(Of course, there are far more than 415,519 Americans residing abroad, but contrary to the assumptions behind FATCA and similar laws, no one actually knows if these non-filers are earning much income at all, nor what portion of them live in low-tax countries and what portion live in high-tax countries. If non-filers are on average more like average residents of their countries, and are living in the more typical destinations for Americans abroad such as Canada, Mexico, and Western Europe — and less like the Middle East corporate assignees with Big 4 assistance who are the most likely to be aware of their U.S. filing requirements — then the U.S. is going to find very slim pickings from the pockets of its newly FEIE-less diaspora, especially in comparison to the cost of hunting down all these non-filers and processing their paperwork.)
The Congressional Budget Office goes on to demonstrate that — like far too many Homelanders — they do not understand the difference between moving overseas and renouncing citizenship:
One rationale for eliminating the partial exclusion for foreign earnings is related to a certain concept of equity—that U.S. citizens with comparable income should incur similar tax liabilities, regardless of where they live. Under the option, people could not move to low-tax foreign countries to escape U.S. tax liability while retaining the benefits of U.S. citizenship. (To discourage U.S. citizens from moving abroad to avoid taxes, the Heroes Earnings Assistance and Relief Tax Act of 2008 instituted a significant “expatriation tax” on the net worth of wealthy taxpayers who renounce their U.S. citizenship for any reason.)
As repeatedly noted by Brockers, this “expatriation tax” applies not just to “wealthy taxpayers” but anyone who cannot certify under penalty of perjury on Form 8854 that they filed every single one of the ridiculous paperwork messes the Homeland imposes on Americans abroad in the name of “horizontal equity”. And it is already the case under current law that people cannot “escape U.S. tax liability while retaining the benefits of U.S. citizenship” — if you live in a foreign country and receive unemployment or disability payments from them (funded out of high taxes you paid in prior years), the U.S. considers that “unearned income” and taxes you on it without any FEIE.
On the bright side, unlike every time they previously brought up the FEIE, at least Congress admits:

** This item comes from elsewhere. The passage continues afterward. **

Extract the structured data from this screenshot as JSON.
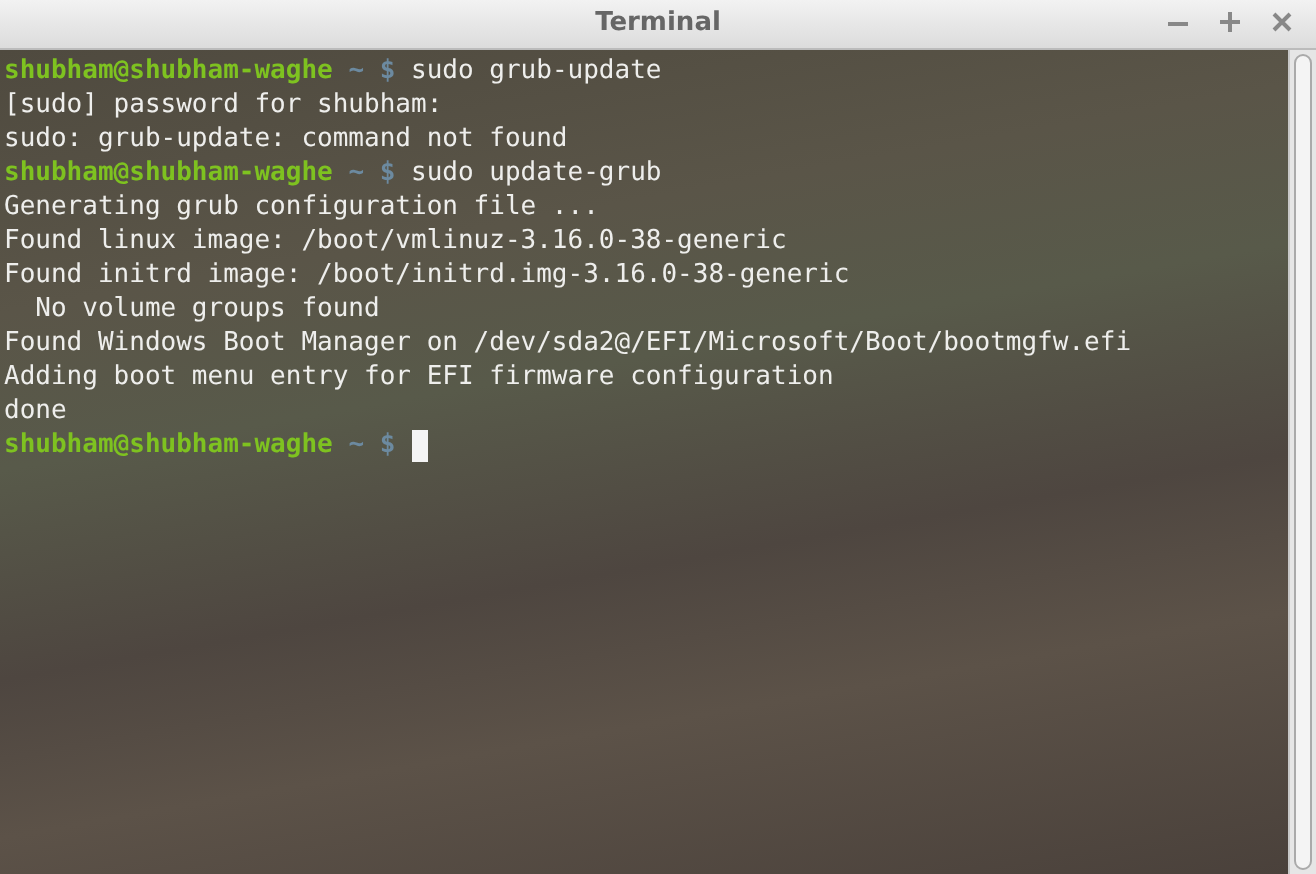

However, the United States is the only member of the Organisation for Economic Co-operation and Development that taxes the income of its citizens on a worldwide basis; therefore, eliminating the exemption for income earned abroad would move the United States further out of alignment with the rest of the world in terms of the tax treatment of foreign-earned income. Another argument for not making this change is that U.S. citizens who live in other countries do not receive all of the same services from the U.S. government that are available domestically, and they may receive fewer services from the low-tax countries in which they reside.

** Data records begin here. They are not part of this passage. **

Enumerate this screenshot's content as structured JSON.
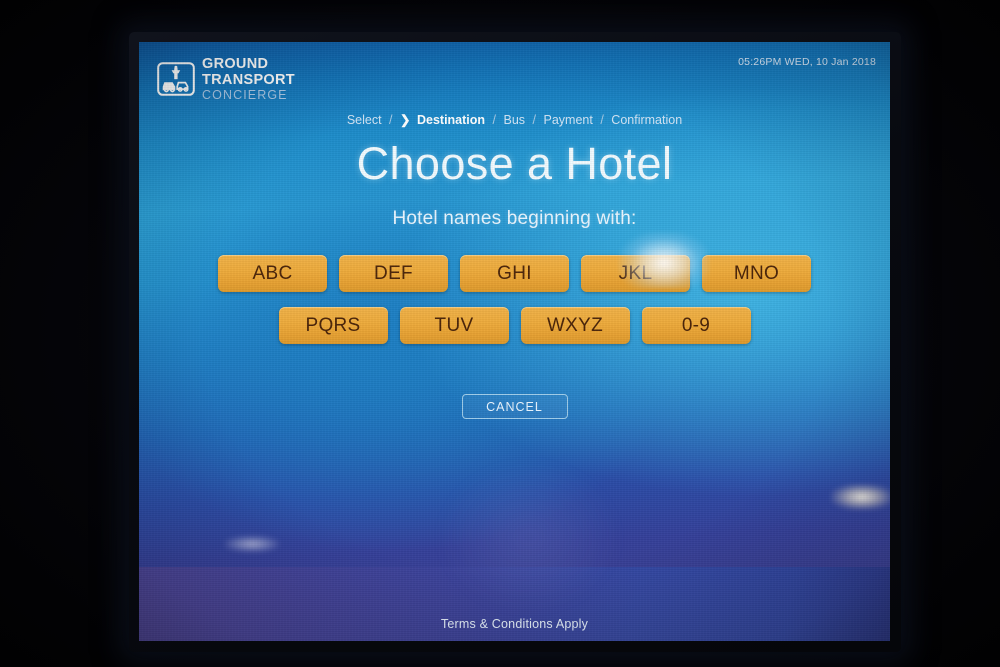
{
  "header": {
    "logo": {
      "icon": "ground-transport-badge-icon",
      "line1": "GROUND",
      "line2": "TRANSPORT",
      "line3": "CONCIERGE"
    },
    "datetime": "05:26PM WED, 10 Jan 2018"
  },
  "breadcrumb": {
    "chevron": "❯",
    "separator": "/",
    "steps": [
      {
        "label": "Select",
        "active": false
      },
      {
        "label": "Destination",
        "active": true
      },
      {
        "label": "Bus",
        "active": false
      },
      {
        "label": "Payment",
        "active": false
      },
      {
        "label": "Confirmation",
        "active": false
      }
    ]
  },
  "main": {
    "title": "Choose a Hotel",
    "subtitle": "Hotel names beginning with:",
    "letter_groups_row1": [
      "ABC",
      "DEF",
      "GHI",
      "JKL",
      "MNO"
    ],
    "letter_groups_row2": [
      "PQRS",
      "TUV",
      "WXYZ",
      "0-9"
    ],
    "cancel_label": "CANCEL"
  },
  "footer": {
    "terms": "Terms & Conditions Apply"
  },
  "colors": {
    "button_amber": "#eeab3c",
    "button_text": "#4a2408",
    "screen_blue_top": "#0d5ba5",
    "screen_blue_mid": "#2a9fd6",
    "screen_purple_bottom": "#3d3f8e",
    "text_light": "#eaf6ff"
  }
}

The fact that they point this out at all is a certain measure of progress compared to last year, and is doubtless in no small part thanks to Shadow Raider’s ongoing efforts to educate Congressional staffers on the uniqueness of the U.S.’ system of citizenship-based taxation.